Your objective: Please find every line in the records below that contains the word "JSON", and copy it.
╭──
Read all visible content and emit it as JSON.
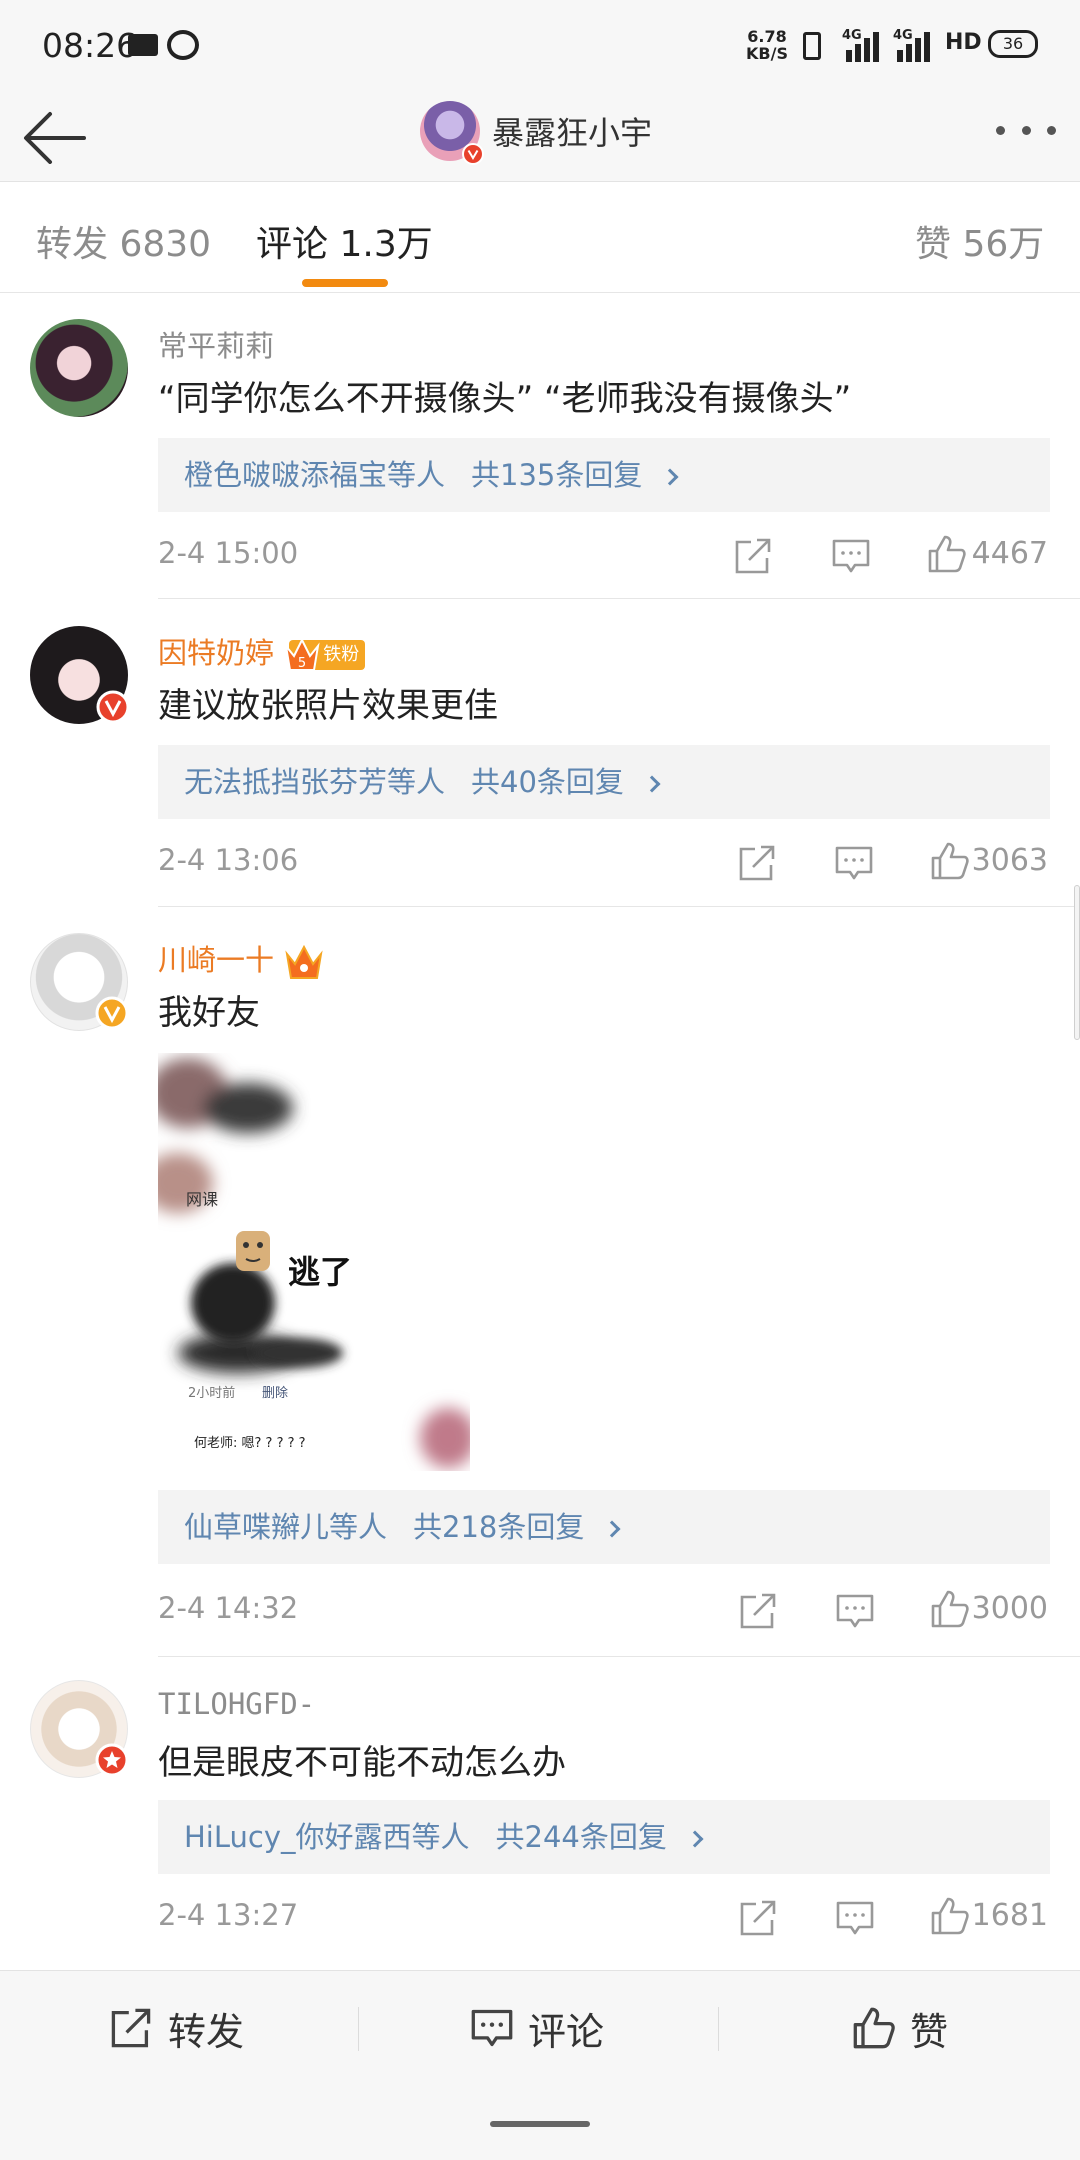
{
  "status_bar": {
    "time": "08:26",
    "net_speed_value": "6.78",
    "net_speed_unit": "KB/S",
    "net1": "4G",
    "net2": "4G",
    "hd": "HD",
    "battery": "36"
  },
  "nav": {
    "title": "暴露狂小宇"
  },
  "tabs": {
    "repost_label": "转发",
    "repost_count": "6830",
    "comment_label": "评论",
    "comment_count": "1.3万",
    "like_label": "赞",
    "like_count": "56万"
  },
  "comments": [
    {
      "name": "常平莉莉",
      "text": "“同学你怎么不开摄像头”  “老师我没有摄像头”",
      "reply_who": "橙色啵啵添福宝等人",
      "reply_count": "共135条回复",
      "time": "2-4 15:00",
      "likes": "4467"
    },
    {
      "name": "因特奶婷",
      "badge": "铁粉",
      "badge_level": "5",
      "text": "建议放张照片效果更佳",
      "reply_who": "无法抵挡张芬芳等人",
      "reply_count": "共40条回复",
      "time": "2-4 13:06",
      "likes": "3063"
    },
    {
      "name": "川崎一十",
      "text": "我好友",
      "image": {
        "course": "网课",
        "caption": "逃了",
        "meta_time": "2小时前",
        "meta_delete": "删除",
        "reply_line": "何老师: 嗯? ? ? ? ?"
      },
      "reply_who": "仙草喋辮儿等人",
      "reply_count": "共218条回复",
      "time": "2-4 14:32",
      "likes": "3000"
    },
    {
      "name": "TILOHGFD-",
      "text": "但是眼皮不可能不动怎么办",
      "reply_who": "HiLucy_你好露西等人",
      "reply_count": "共244条回复",
      "time": "2-4 13:27",
      "likes": "1681"
    }
  ],
  "bottom_bar": {
    "repost": "转发",
    "comment": "评论",
    "like": "赞"
  },
  "colors": {
    "accent_orange": "#f28a10",
    "link_blue": "#5f86b0",
    "vip_name": "#eb7b24"
  },
  "icons": [
    "back-arrow-icon",
    "more-icon",
    "share-icon",
    "comment-icon",
    "like-icon",
    "verified-badge-icon",
    "crown-icon"
  ]
}
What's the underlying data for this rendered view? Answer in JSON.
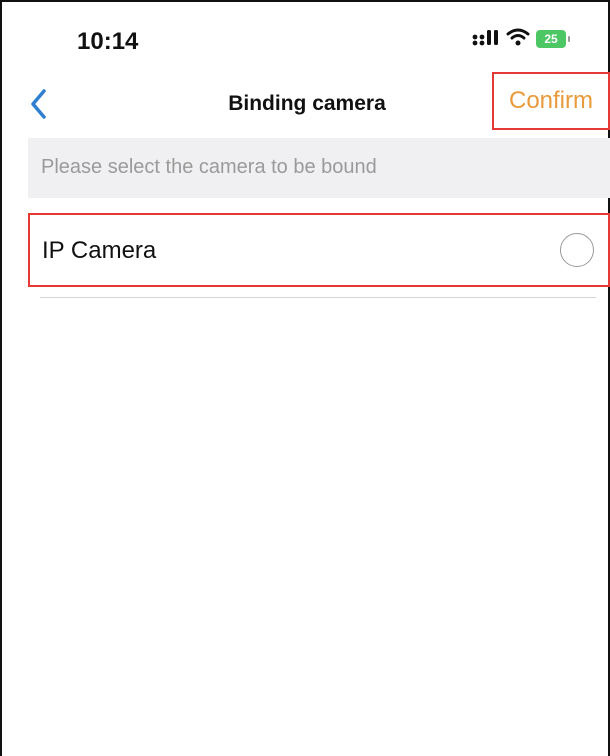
{
  "status_bar": {
    "time": "10:14",
    "battery": "25",
    "icons": [
      "signal-icon",
      "wifi-icon",
      "battery-icon"
    ]
  },
  "nav": {
    "back_icon": "chevron-left-icon",
    "title": "Binding camera",
    "confirm_label": "Confirm"
  },
  "hint": {
    "text": "Please select the camera to be bound"
  },
  "cameras": [
    {
      "label": "IP Camera",
      "selected": false
    }
  ],
  "colors": {
    "accent_orange": "#e89a3c",
    "back_blue": "#2f80d1",
    "highlight_red": "#e53935",
    "battery_green": "#4cc764",
    "hint_background": "#f0f0f2",
    "hint_text": "#9a9a9a"
  }
}
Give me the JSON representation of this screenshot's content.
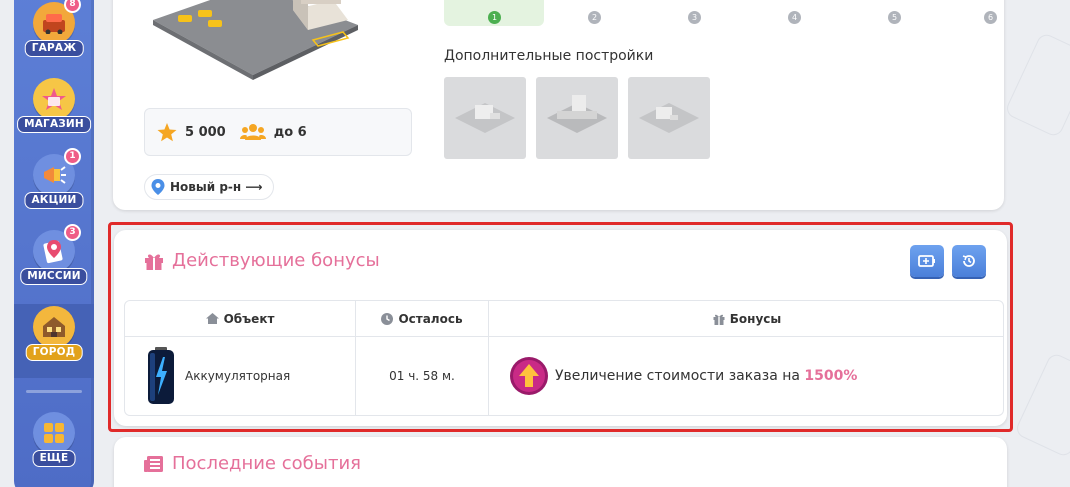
{
  "sidebar": {
    "items": [
      {
        "label": "ГАРАЖ",
        "badge": "8",
        "icon": "garage-icon"
      },
      {
        "label": "МАГАЗИН",
        "badge": "",
        "icon": "shop-icon"
      },
      {
        "label": "АКЦИИ",
        "badge": "1",
        "icon": "megaphone-icon"
      },
      {
        "label": "МИССИИ",
        "badge": "3",
        "icon": "missions-icon"
      },
      {
        "label": "ГОРОД",
        "badge": "",
        "icon": "city-icon",
        "active": true
      },
      {
        "label": "ЕЩЕ",
        "badge": "",
        "icon": "more-grid-icon"
      }
    ]
  },
  "city": {
    "stars": "5 000",
    "capacity": "до 6",
    "district_button": "Новый р-н ⟶",
    "levels": [
      "1",
      "2",
      "3",
      "4",
      "5",
      "6"
    ],
    "selected_level": "1",
    "extra_buildings_title": "Дополнительные постройки"
  },
  "bonuses": {
    "title": "Действующие бонусы",
    "columns": {
      "object": "Объект",
      "remaining": "Осталось",
      "bonuses": "Бонусы"
    },
    "rows": [
      {
        "object": "Аккумуляторная",
        "remaining": "01 ч. 58 м.",
        "bonus_text": "Увеличение стоимости заказа на",
        "bonus_value": "1500%"
      }
    ]
  },
  "events": {
    "title": "Последние события"
  },
  "colors": {
    "accent_pink": "#e5709a",
    "sidebar_blue": "#5d7fd6",
    "button_blue": "#4a7fd9",
    "highlight_red": "#e02a2a"
  }
}
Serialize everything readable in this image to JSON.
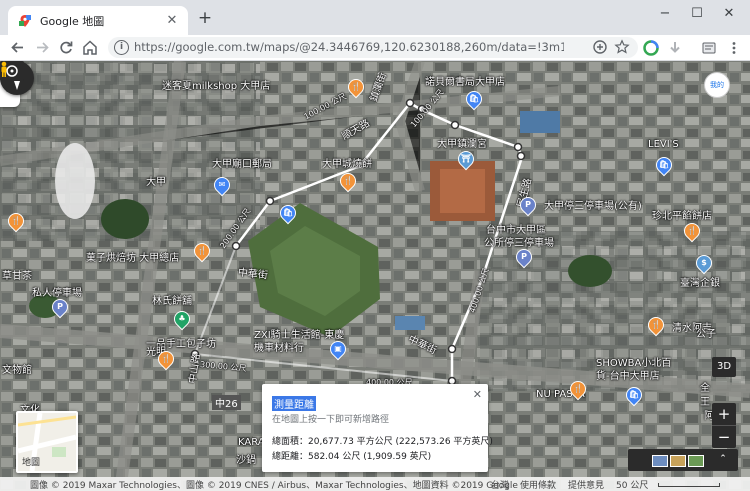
{
  "browser": {
    "tab_title": "Google 地圖",
    "new_tab_label": "+",
    "url": "https://google.com.tw/maps/@24.3446769,120.6230188,260m/data=!3m1!1e3?hl=zh-T...",
    "win_minimize": "−",
    "win_maximize": "☐",
    "win_close": "✕",
    "tab_close": "✕",
    "icons": {
      "back": "arrow-left-icon",
      "forward": "arrow-right-icon",
      "reload": "reload-icon",
      "home": "home-icon",
      "site_info": "info-icon",
      "add": "plus-circle-icon",
      "bookmark": "star-icon",
      "menu": "kebab-menu-icon"
    }
  },
  "map": {
    "sidebar_toggle": "▶",
    "avatar_text": "我的",
    "labels": [
      {
        "text": "迷客夏milkshop 大甲店"
      },
      {
        "text": "諾貝爾書局大甲店"
      },
      {
        "text": "大甲鎮瀾宮"
      },
      {
        "text": "大甲廟口郵局"
      },
      {
        "text": "大甲城燒餅"
      },
      {
        "text": "LEVI'S"
      },
      {
        "text": "大甲停三停車場(公有)"
      },
      {
        "text": "台中市大甲區\n公所停三停車場"
      },
      {
        "text": "珍北平餡餅店"
      },
      {
        "text": "菓子烘焙坊 大甲總店"
      },
      {
        "text": "草甘茶"
      },
      {
        "text": "私人停車場"
      },
      {
        "text": "林氏餅舖"
      },
      {
        "text": "臺灣企銀"
      },
      {
        "text": "一品手工包子坊"
      },
      {
        "text": "清水阿吉"
      },
      {
        "text": "ZXI騎士生活館-東慶機車材料行"
      },
      {
        "text": "SHOWBA小北百貨-台中大甲店"
      },
      {
        "text": "NU PASTA"
      },
      {
        "text": "文物館"
      },
      {
        "text": "中山路"
      },
      {
        "text": "順天路"
      },
      {
        "text": "鎮瀾街"
      },
      {
        "text": "中華街"
      },
      {
        "text": "中華街"
      },
      {
        "text": "民生路"
      },
      {
        "text": "大甲"
      },
      {
        "text": "光明"
      },
      {
        "text": "文化"
      },
      {
        "text": "中26"
      },
      {
        "text": "KARA"
      },
      {
        "text": "沙鍋"
      },
      {
        "text": "公子"
      },
      {
        "text": "全"
      },
      {
        "text": "王"
      },
      {
        "text": "阿吉"
      }
    ],
    "distance_labels": [
      "100.00 公尺",
      "100.00 公尺",
      "200.00 公尺",
      "400.00 公尺",
      "400.00 公尺",
      "300.00 公尺",
      "500.00 公尺",
      "500.00 公尺"
    ],
    "pin_icons": [
      "restaurant-pin-icon",
      "shopping-pin-icon",
      "temple-pin-icon",
      "post-office-pin-icon",
      "parking-pin-icon",
      "store-pin-icon",
      "tree-pin-icon",
      "bank-pin-icon"
    ],
    "pin_letters": {
      "restaurant": "🍴",
      "shopping": "🛍",
      "parking": "P",
      "temple": "⛩",
      "post": "✉",
      "tree": "♣",
      "bank": "$",
      "store": "▣"
    },
    "measure": {
      "title": "測量距離",
      "hint": "在地圖上按一下即可新增路徑",
      "area": "總面積：20,677.73 平方公尺 (222,573.26 平方英尺)",
      "distance": "總距離：582.04 公尺 (1,909.59 英尺)",
      "close": "✕"
    },
    "layers_label": "地圖",
    "controls": {
      "btn_3d": "3D",
      "zoom_in": "+",
      "zoom_out": "−",
      "expand": "⌃"
    },
    "footer": {
      "imagery": "圖像 © 2019 Maxar Technologies、圖像 © 2019 CNES / Airbus、Maxar Technologies、地圖資料 ©2019 Google",
      "region": "台灣",
      "terms": "使用條款",
      "feedback": "提供意見",
      "scale": "50 公尺"
    },
    "colors": {
      "accent": "#1a73e8",
      "restaurant_pin": "#f29339",
      "shopping_pin": "#4285f4",
      "parking_pin": "#6a82c9",
      "green_pin": "#21a366",
      "measure_line": "#ffffff"
    }
  }
}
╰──
Solution to this exercise:
Read all visible content and emit it as JSON.
What's the underlying data for this rendered view? Answer in JSON.
Give me the JSON representation of this screenshot's content.
Serialize everything readable in this image to JSON.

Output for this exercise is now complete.